GOAL OF THE EXERCISE: Copy whichever lines of the data hold the word "JSON".

::: RECORDS TO USE

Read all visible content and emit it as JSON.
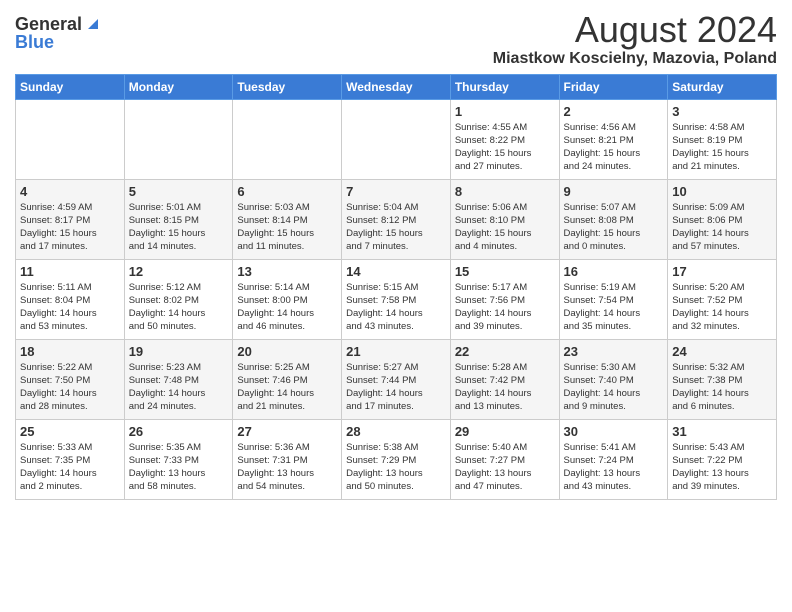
{
  "logo": {
    "general": "General",
    "blue": "Blue"
  },
  "title": {
    "month_year": "August 2024",
    "location": "Miastkow Koscielny, Mazovia, Poland"
  },
  "headers": [
    "Sunday",
    "Monday",
    "Tuesday",
    "Wednesday",
    "Thursday",
    "Friday",
    "Saturday"
  ],
  "weeks": [
    [
      {
        "day": "",
        "info": ""
      },
      {
        "day": "",
        "info": ""
      },
      {
        "day": "",
        "info": ""
      },
      {
        "day": "",
        "info": ""
      },
      {
        "day": "1",
        "info": "Sunrise: 4:55 AM\nSunset: 8:22 PM\nDaylight: 15 hours\nand 27 minutes."
      },
      {
        "day": "2",
        "info": "Sunrise: 4:56 AM\nSunset: 8:21 PM\nDaylight: 15 hours\nand 24 minutes."
      },
      {
        "day": "3",
        "info": "Sunrise: 4:58 AM\nSunset: 8:19 PM\nDaylight: 15 hours\nand 21 minutes."
      }
    ],
    [
      {
        "day": "4",
        "info": "Sunrise: 4:59 AM\nSunset: 8:17 PM\nDaylight: 15 hours\nand 17 minutes."
      },
      {
        "day": "5",
        "info": "Sunrise: 5:01 AM\nSunset: 8:15 PM\nDaylight: 15 hours\nand 14 minutes."
      },
      {
        "day": "6",
        "info": "Sunrise: 5:03 AM\nSunset: 8:14 PM\nDaylight: 15 hours\nand 11 minutes."
      },
      {
        "day": "7",
        "info": "Sunrise: 5:04 AM\nSunset: 8:12 PM\nDaylight: 15 hours\nand 7 minutes."
      },
      {
        "day": "8",
        "info": "Sunrise: 5:06 AM\nSunset: 8:10 PM\nDaylight: 15 hours\nand 4 minutes."
      },
      {
        "day": "9",
        "info": "Sunrise: 5:07 AM\nSunset: 8:08 PM\nDaylight: 15 hours\nand 0 minutes."
      },
      {
        "day": "10",
        "info": "Sunrise: 5:09 AM\nSunset: 8:06 PM\nDaylight: 14 hours\nand 57 minutes."
      }
    ],
    [
      {
        "day": "11",
        "info": "Sunrise: 5:11 AM\nSunset: 8:04 PM\nDaylight: 14 hours\nand 53 minutes."
      },
      {
        "day": "12",
        "info": "Sunrise: 5:12 AM\nSunset: 8:02 PM\nDaylight: 14 hours\nand 50 minutes."
      },
      {
        "day": "13",
        "info": "Sunrise: 5:14 AM\nSunset: 8:00 PM\nDaylight: 14 hours\nand 46 minutes."
      },
      {
        "day": "14",
        "info": "Sunrise: 5:15 AM\nSunset: 7:58 PM\nDaylight: 14 hours\nand 43 minutes."
      },
      {
        "day": "15",
        "info": "Sunrise: 5:17 AM\nSunset: 7:56 PM\nDaylight: 14 hours\nand 39 minutes."
      },
      {
        "day": "16",
        "info": "Sunrise: 5:19 AM\nSunset: 7:54 PM\nDaylight: 14 hours\nand 35 minutes."
      },
      {
        "day": "17",
        "info": "Sunrise: 5:20 AM\nSunset: 7:52 PM\nDaylight: 14 hours\nand 32 minutes."
      }
    ],
    [
      {
        "day": "18",
        "info": "Sunrise: 5:22 AM\nSunset: 7:50 PM\nDaylight: 14 hours\nand 28 minutes."
      },
      {
        "day": "19",
        "info": "Sunrise: 5:23 AM\nSunset: 7:48 PM\nDaylight: 14 hours\nand 24 minutes."
      },
      {
        "day": "20",
        "info": "Sunrise: 5:25 AM\nSunset: 7:46 PM\nDaylight: 14 hours\nand 21 minutes."
      },
      {
        "day": "21",
        "info": "Sunrise: 5:27 AM\nSunset: 7:44 PM\nDaylight: 14 hours\nand 17 minutes."
      },
      {
        "day": "22",
        "info": "Sunrise: 5:28 AM\nSunset: 7:42 PM\nDaylight: 14 hours\nand 13 minutes."
      },
      {
        "day": "23",
        "info": "Sunrise: 5:30 AM\nSunset: 7:40 PM\nDaylight: 14 hours\nand 9 minutes."
      },
      {
        "day": "24",
        "info": "Sunrise: 5:32 AM\nSunset: 7:38 PM\nDaylight: 14 hours\nand 6 minutes."
      }
    ],
    [
      {
        "day": "25",
        "info": "Sunrise: 5:33 AM\nSunset: 7:35 PM\nDaylight: 14 hours\nand 2 minutes."
      },
      {
        "day": "26",
        "info": "Sunrise: 5:35 AM\nSunset: 7:33 PM\nDaylight: 13 hours\nand 58 minutes."
      },
      {
        "day": "27",
        "info": "Sunrise: 5:36 AM\nSunset: 7:31 PM\nDaylight: 13 hours\nand 54 minutes."
      },
      {
        "day": "28",
        "info": "Sunrise: 5:38 AM\nSunset: 7:29 PM\nDaylight: 13 hours\nand 50 minutes."
      },
      {
        "day": "29",
        "info": "Sunrise: 5:40 AM\nSunset: 7:27 PM\nDaylight: 13 hours\nand 47 minutes."
      },
      {
        "day": "30",
        "info": "Sunrise: 5:41 AM\nSunset: 7:24 PM\nDaylight: 13 hours\nand 43 minutes."
      },
      {
        "day": "31",
        "info": "Sunrise: 5:43 AM\nSunset: 7:22 PM\nDaylight: 13 hours\nand 39 minutes."
      }
    ]
  ]
}
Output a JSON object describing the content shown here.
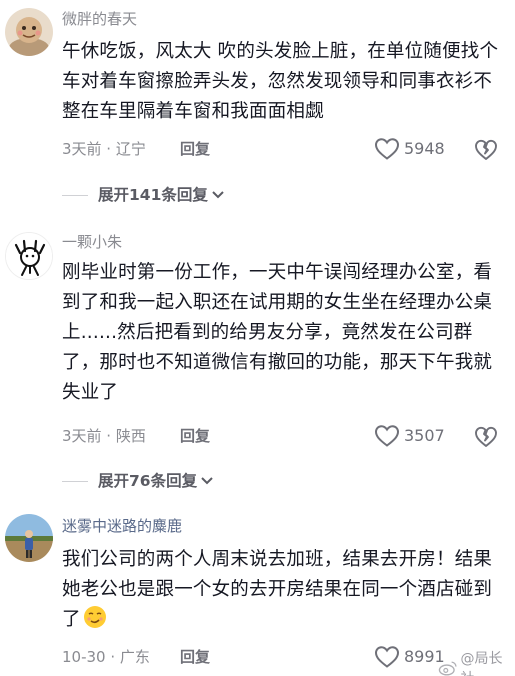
{
  "comments": [
    {
      "username": "微胖的春天",
      "text": "午休吃饭，风太大 吹的头发脸上脏，在单位随便找个车对着车窗擦脸弄头发，忽然发现领导和同事衣衫不整在车里隔着车窗和我面面相觑",
      "meta": "3天前 · 辽宁",
      "reply_label": "回复",
      "likes": "5948",
      "expand_label": "展开141条回复"
    },
    {
      "username": "一颗小朱",
      "text": "刚毕业时第一份工作，一天中午误闯经理办公室，看到了和我一起入职还在试用期的女生坐在经理办公桌上......然后把看到的给男友分享，竟然发在公司群了，那时也不知道微信有撤回的功能，那天下午我就失业了",
      "meta": "3天前 · 陕西",
      "reply_label": "回复",
      "likes": "3507",
      "expand_label": "展开76条回复"
    },
    {
      "username": "迷雾中迷路的麋鹿",
      "text": "我们公司的两个人周末说去加班，结果去开房！结果她老公也是跟一个女的去开房结果在同一个酒店碰到了",
      "meta": "10-30 · 广东",
      "reply_label": "回复",
      "likes": "8991"
    }
  ],
  "watermark": "@局长社",
  "colors": {
    "text": "#161823",
    "secondary": "#8a8b91",
    "divider": "#d0d1d5"
  },
  "icons": [
    "heart-outline-icon",
    "broken-heart-icon",
    "chevron-down-icon",
    "smirk-emoji-icon",
    "weibo-icon"
  ]
}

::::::

ANSWER SPACE:
Read all visible content and emit it as JSON.
Output a JSON object describing the content shown here.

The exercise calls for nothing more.